┌────────

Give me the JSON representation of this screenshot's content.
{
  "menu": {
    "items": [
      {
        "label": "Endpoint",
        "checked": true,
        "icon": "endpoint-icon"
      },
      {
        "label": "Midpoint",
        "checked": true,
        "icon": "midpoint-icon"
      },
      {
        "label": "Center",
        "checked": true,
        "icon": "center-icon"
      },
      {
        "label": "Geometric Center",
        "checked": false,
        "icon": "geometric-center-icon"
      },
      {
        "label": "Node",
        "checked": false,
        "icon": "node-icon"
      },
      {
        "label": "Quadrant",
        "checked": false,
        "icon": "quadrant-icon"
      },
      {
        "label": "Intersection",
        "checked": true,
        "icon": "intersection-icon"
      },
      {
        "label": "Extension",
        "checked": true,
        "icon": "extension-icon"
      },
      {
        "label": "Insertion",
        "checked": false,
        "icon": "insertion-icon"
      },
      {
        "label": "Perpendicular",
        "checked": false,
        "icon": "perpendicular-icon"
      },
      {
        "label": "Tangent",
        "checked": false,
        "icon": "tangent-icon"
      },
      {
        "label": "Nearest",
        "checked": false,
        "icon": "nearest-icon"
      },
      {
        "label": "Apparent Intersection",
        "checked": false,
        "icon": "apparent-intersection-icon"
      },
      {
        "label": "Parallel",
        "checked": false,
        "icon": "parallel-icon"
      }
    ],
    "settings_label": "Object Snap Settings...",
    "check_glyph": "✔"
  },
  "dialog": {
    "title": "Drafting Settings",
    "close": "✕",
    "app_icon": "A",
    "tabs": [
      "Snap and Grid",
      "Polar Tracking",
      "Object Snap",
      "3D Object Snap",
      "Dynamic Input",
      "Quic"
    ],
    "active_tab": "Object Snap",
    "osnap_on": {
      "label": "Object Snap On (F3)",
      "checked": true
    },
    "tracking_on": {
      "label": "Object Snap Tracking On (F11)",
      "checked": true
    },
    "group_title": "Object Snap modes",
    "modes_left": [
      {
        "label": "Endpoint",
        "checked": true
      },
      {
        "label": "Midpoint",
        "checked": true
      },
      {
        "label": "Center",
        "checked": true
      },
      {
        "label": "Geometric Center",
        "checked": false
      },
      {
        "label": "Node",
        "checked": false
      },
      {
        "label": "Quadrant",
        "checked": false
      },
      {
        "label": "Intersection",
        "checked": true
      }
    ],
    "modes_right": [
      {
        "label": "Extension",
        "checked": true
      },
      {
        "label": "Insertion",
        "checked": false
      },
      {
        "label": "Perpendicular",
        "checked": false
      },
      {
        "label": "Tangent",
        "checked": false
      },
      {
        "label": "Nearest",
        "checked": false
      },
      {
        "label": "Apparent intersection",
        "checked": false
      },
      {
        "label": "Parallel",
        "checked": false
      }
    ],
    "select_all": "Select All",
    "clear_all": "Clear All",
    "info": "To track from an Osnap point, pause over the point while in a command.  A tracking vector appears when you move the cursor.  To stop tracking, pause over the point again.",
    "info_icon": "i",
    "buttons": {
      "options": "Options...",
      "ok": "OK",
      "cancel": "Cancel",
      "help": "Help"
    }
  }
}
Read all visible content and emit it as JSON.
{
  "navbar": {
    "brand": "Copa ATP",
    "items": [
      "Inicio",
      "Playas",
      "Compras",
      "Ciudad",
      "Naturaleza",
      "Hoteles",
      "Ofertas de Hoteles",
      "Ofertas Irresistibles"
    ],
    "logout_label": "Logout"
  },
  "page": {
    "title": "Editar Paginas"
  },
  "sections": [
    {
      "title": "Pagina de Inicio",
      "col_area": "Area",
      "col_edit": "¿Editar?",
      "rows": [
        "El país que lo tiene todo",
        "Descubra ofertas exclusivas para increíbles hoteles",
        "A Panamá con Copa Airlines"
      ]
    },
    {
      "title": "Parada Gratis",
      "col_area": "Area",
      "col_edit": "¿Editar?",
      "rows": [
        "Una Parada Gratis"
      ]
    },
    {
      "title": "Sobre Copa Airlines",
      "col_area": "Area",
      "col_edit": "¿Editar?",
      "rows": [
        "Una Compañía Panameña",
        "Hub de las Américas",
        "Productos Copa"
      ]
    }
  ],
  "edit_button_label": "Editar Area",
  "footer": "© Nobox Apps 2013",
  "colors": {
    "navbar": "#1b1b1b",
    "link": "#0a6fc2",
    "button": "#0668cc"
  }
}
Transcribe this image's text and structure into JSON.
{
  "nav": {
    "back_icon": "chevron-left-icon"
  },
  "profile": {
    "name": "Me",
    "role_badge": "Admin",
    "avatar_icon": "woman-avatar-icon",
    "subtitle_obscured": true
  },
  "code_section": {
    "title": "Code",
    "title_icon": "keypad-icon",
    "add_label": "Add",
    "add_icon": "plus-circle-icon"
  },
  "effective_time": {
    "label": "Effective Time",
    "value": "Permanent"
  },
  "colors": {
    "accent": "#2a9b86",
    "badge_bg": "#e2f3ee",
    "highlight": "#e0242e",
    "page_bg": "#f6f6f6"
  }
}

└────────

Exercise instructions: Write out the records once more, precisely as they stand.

Exercise output:
Give me the JSON representation of this screenshot's content.
{
  "menu": {
    "items": [
      {
        "label": "Endpoint",
        "checked": true,
        "icon": "endpoint-icon"
      },
      {
        "label": "Midpoint",
        "checked": true,
        "icon": "midpoint-icon"
      },
      {
        "label": "Center",
        "checked": true,
        "icon": "center-icon"
      },
      {
        "label": "Geometric Center",
        "checked": false,
        "icon": "geometric-center-icon"
      },
      {
        "label": "Node",
        "checked": false,
        "icon": "node-icon"
      },
      {
        "label": "Quadrant",
        "checked": false,
        "icon": "quadrant-icon"
      },
      {
        "label": "Intersection",
        "checked": true,
        "icon": "intersection-icon"
      },
      {
        "label": "Extension",
        "checked": true,
        "icon": "extension-icon"
      },
      {
        "label": "Insertion",
        "checked": false,
        "icon": "insertion-icon"
      },
      {
        "label": "Perpendicular",
        "checked": false,
        "icon": "perpendicular-icon"
      },
      {
        "label": "Tangent",
        "checked": false,
        "icon": "tangent-icon"
      },
      {
        "label": "Nearest",
        "checked": false,
        "icon": "nearest-icon"
      },
      {
        "label": "Apparent Intersection",
        "checked": false,
        "icon": "apparent-intersection-icon"
      },
      {
        "label": "Parallel",
        "checked": false,
        "icon": "parallel-icon"
      }
    ],
    "settings_label": "Object Snap Settings...",
    "check_glyph": "✔"
  },
  "dialog": {
    "title": "Drafting Settings",
    "close": "✕",
    "app_icon": "A",
    "tabs": [
      "Snap and Grid",
      "Polar Tracking",
      "Object Snap",
      "3D Object Snap",
      "Dynamic Input",
      "Quic"
    ],
    "active_tab": "Object Snap",
    "osnap_on": {
      "label": "Object Snap On (F3)",
      "checked": true
    },
    "tracking_on": {
      "label": "Object Snap Tracking On (F11)",
      "checked": true
    },
    "group_title": "Object Snap modes",
    "modes_left": [
      {
        "label": "Endpoint",
        "checked": true
      },
      {
        "label": "Midpoint",
        "checked": true
      },
      {
        "label": "Center",
        "checked": true
      },
      {
        "label": "Geometric Center",
        "checked": false
      },
      {
        "label": "Node",
        "checked": false
      },
      {
        "label": "Quadrant",
        "checked": false
      },
      {
        "label": "Intersection",
        "checked": true
      }
    ],
    "modes_right": [
      {
        "label": "Extension",
        "checked": true
      },
      {
        "label": "Insertion",
        "checked": false
      },
      {
        "label": "Perpendicular",
        "checked": false
      },
      {
        "label": "Tangent",
        "checked": false
      },
      {
        "label": "Nearest",
        "checked": false
      },
      {
        "label": "Apparent intersection",
        "checked": false
      },
      {
        "label": "Parallel",
        "checked": false
      }
    ],
    "select_all": "Select All",
    "clear_all": "Clear All",
    "info": "To track from an Osnap point, pause over the point while in a command.  A tracking vector appears when you move the cursor.  To stop tracking, pause over the point again.",
    "info_icon": "i",
    "buttons": {
      "options": "Options...",
      "ok": "OK",
      "cancel": "Cancel",
      "help": "Help"
    }
  }
}
Read all visible content and emit it as JSON.
{
  "navbar": {
    "brand": "Copa ATP",
    "items": [
      "Inicio",
      "Playas",
      "Compras",
      "Ciudad",
      "Naturaleza",
      "Hoteles",
      "Ofertas de Hoteles",
      "Ofertas Irresistibles"
    ],
    "logout_label": "Logout"
  },
  "page": {
    "title": "Editar Paginas"
  },
  "sections": [
    {
      "title": "Pagina de Inicio",
      "col_area": "Area",
      "col_edit": "¿Editar?",
      "rows": [
        "El país que lo tiene todo",
        "Descubra ofertas exclusivas para increíbles hoteles",
        "A Panamá con Copa Airlines"
      ]
    },
    {
      "title": "Parada Gratis",
      "col_area": "Area",
      "col_edit": "¿Editar?",
      "rows": [
        "Una Parada Gratis"
      ]
    },
    {
      "title": "Sobre Copa Airlines",
      "col_area": "Area",
      "col_edit": "¿Editar?",
      "rows": [
        "Una Compañía Panameña",
        "Hub de las Américas",
        "Productos Copa"
      ]
    }
  ],
  "edit_button_label": "Editar Area",
  "footer": "© Nobox Apps 2013",
  "colors": {
    "navbar": "#1b1b1b",
    "link": "#0a6fc2",
    "button": "#0668cc"
  }
}
Transcribe this image's text and structure into JSON.
{
  "nav": {
    "back_icon": "chevron-left-icon"
  },
  "profile": {
    "name": "Me",
    "role_badge": "Admin",
    "avatar_icon": "woman-avatar-icon",
    "subtitle_obscured": true
  },
  "code_section": {
    "title": "Code",
    "title_icon": "keypad-icon",
    "add_label": "Add",
    "add_icon": "plus-circle-icon"
  },
  "effective_time": {
    "label": "Effective Time",
    "value": "Permanent"
  },
  "colors": {
    "accent": "#2a9b86",
    "badge_bg": "#e2f3ee",
    "highlight": "#e0242e",
    "page_bg": "#f6f6f6"
  }
}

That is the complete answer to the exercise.